Great topic.

reesah
06-05-08, 05:42 AM
Thank you so much and hugs to Lise :D

haha bluerose sometimes I think it's that my skin is SO thick...most things do not bother me much. I surely don't get as upset by what people do or how they fell. Most interpersonal things don't interest me...this is hard to say...but I can try to be a friend and I can sit and listen...if my friend talks about how someone said something and she felt hurt, I just...don't really care. Really. And what's more, why does she care? Really.

A lot of this makes no sense to me. But I can let her talk and I can just listen and say "that must have been hard" or something that lets her know I heard what she said. I'm good at giving advice.


I mean I care about HER, just not about...well I don't get why she'd be upset about some things, like someone saying something negative about her, really who cares, what peple say or feel about me or about her...or anyone? I wouldn't even care if someone saidsomething about me, so it's hard for me to know what she wants from me when she talks...I guess to care about how she feels?

It's weird to me but I am trying. I do not like it when she is unhappy. She is definitely my friend and I like to help her when I can. If listening to her helps then I try to do it!


zoomman those are good tips, I will try it

ginnal
12-12-08, 03:13 PM
oh I meant to add, she was miffed because I was trying to fix things/problem-solve, and she wanted something else...:?

Very often when people tell you things its because they want someone to listen to them.

That's it.
Just listen.

reesah
12-15-08, 06:00 PM
my friend this thread was about is breakin up with someone. She came over and she talked and I just said things like "I understand" and "Then what?"

I just asked her really simple questions, she seemed happier this time than the last time she wanted to talk to me. Thanks guys, because that is what she wanted I think was just for me to listen.

Driver
12-15-08, 08:50 PM
my friend this thread was about is breakin up with someone. She came over and she talked and I just said things like "I understand" and "Then what?"

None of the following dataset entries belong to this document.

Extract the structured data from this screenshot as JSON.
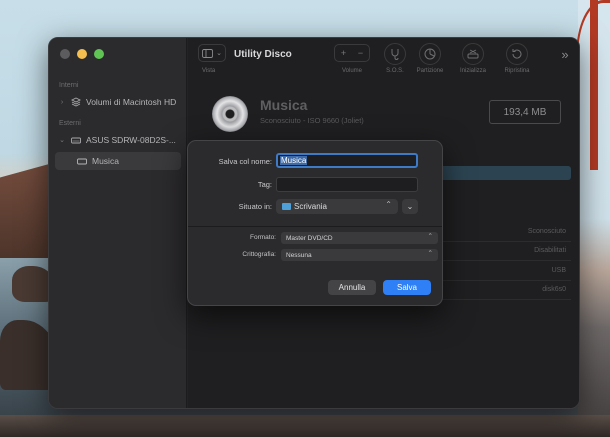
{
  "window": {
    "title": "Utility Disco"
  },
  "toolbar": {
    "view_label": "Vista",
    "volume_label": "Volume",
    "volume_add": "+",
    "volume_remove": "−",
    "sos_label": "S.O.S.",
    "partition_label": "Partizione",
    "erase_label": "Inizializza",
    "restore_label": "Ripristina",
    "more_symbol": "»"
  },
  "sidebar": {
    "section_internal": "Interni",
    "section_external": "Esterni",
    "items": [
      {
        "label": "Volumi di Macintosh HD",
        "icon": "stack-icon"
      },
      {
        "label": "ASUS SDRW-08D2S-...",
        "icon": "drive-icon"
      },
      {
        "label": "Musica",
        "icon": "disc-icon"
      }
    ]
  },
  "disk": {
    "name": "Musica",
    "subtitle": "Sconosciuto - ISO 9660 (Joliet)",
    "size": "193,4 MB",
    "info_values": [
      "Sconosciuto",
      "Disabilitati",
      "USB",
      "disk6s0"
    ]
  },
  "save_sheet": {
    "name_label": "Salva col nome:",
    "name_value": "Musica",
    "tags_label": "Tag:",
    "location_label": "Situato in:",
    "location_value": "Scrivania",
    "format_label": "Formato:",
    "format_value": "Master DVD/CD",
    "encryption_label": "Crittografia:",
    "encryption_value": "Nessuna",
    "cancel_label": "Annulla",
    "save_label": "Salva"
  },
  "colors": {
    "accent": "#2f7ff6",
    "window_bg": "#232325",
    "sheet_bg": "#2b2a2d"
  }
}
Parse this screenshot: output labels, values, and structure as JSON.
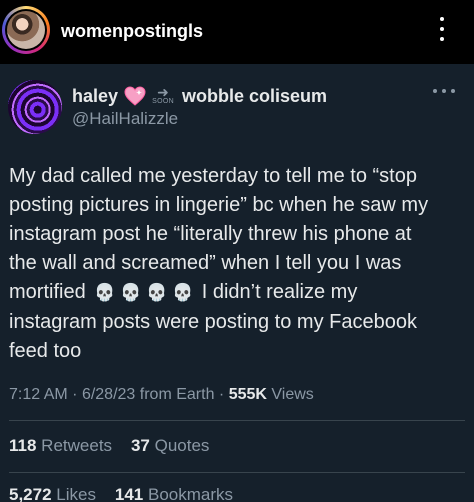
{
  "instagram": {
    "username": "womenpostingls"
  },
  "tweet": {
    "display_name": "haley",
    "emoji_heart": "💗",
    "soon_label": "SOON",
    "linked_name": "wobble coliseum",
    "handle": "@HailHalizzle",
    "text_lines": [
      "My dad called me yesterday to tell me to “stop",
      "posting pictures in lingerie” bc when he saw my",
      "instagram post he “literally threw his phone at",
      "the wall and screamed” when I tell you I was",
      "mortified",
      "I didn’t realize my",
      "instagram posts were posting to my Facebook",
      "feed too"
    ],
    "skull_emoji": "💀",
    "time": "7:12 AM",
    "date": "6/28/23",
    "source": "from Earth",
    "views_count": "555K",
    "views_label": "Views",
    "retweets_count": "118",
    "retweets_label": "Retweets",
    "quotes_count": "37",
    "quotes_label": "Quotes",
    "likes_count": "5,272",
    "likes_label": "Likes",
    "bookmarks_count": "141",
    "bookmarks_label": "Bookmarks"
  },
  "colors": {
    "tweet_bg": "#15202b",
    "text_primary": "#e7e9ea",
    "text_secondary": "#8b98a5",
    "divider": "#38444d",
    "heart": "#f7a0c5"
  },
  "icons": {
    "header_more": "vertical-ellipsis",
    "tweet_more": "horizontal-ellipsis",
    "heart": "sparkling-heart",
    "soon_arrow": "arrow-right"
  }
}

I just asked her really simple questions, she seemed happier this time than the last time she wanted to talk to me. Thanks guys, because that is what she wanted I think was just for me to listen.

Congrats on your successful outcome. :)

Now, out of curiosity, how did you feel about it?

Bluerose
12-16-08, 01:29 PM
reesah,

Yeah, good question. How are you now?

reesah
12-23-08, 06:02 AM
it was kind of boring. I didn't understand some of what she was sad about. I mean I don't know why she was sad. I feel like if I need advice now I can ask her to talk to me, though, and that if I need some conversation we are a little closer. also like she knows I will try to be a good friend to her even if it confuses me some.

sarek
12-23-08, 06:14 AM
Reesah, I think you're doing just fine.

darkprince1711
12-23-08, 11:32 AM
I think your problem is also the problem of people who want to be a friendship, you have to try very much to build and maintain and friendship, training to understand other people is the best way to do that, maybe It's rather difficult but not impossible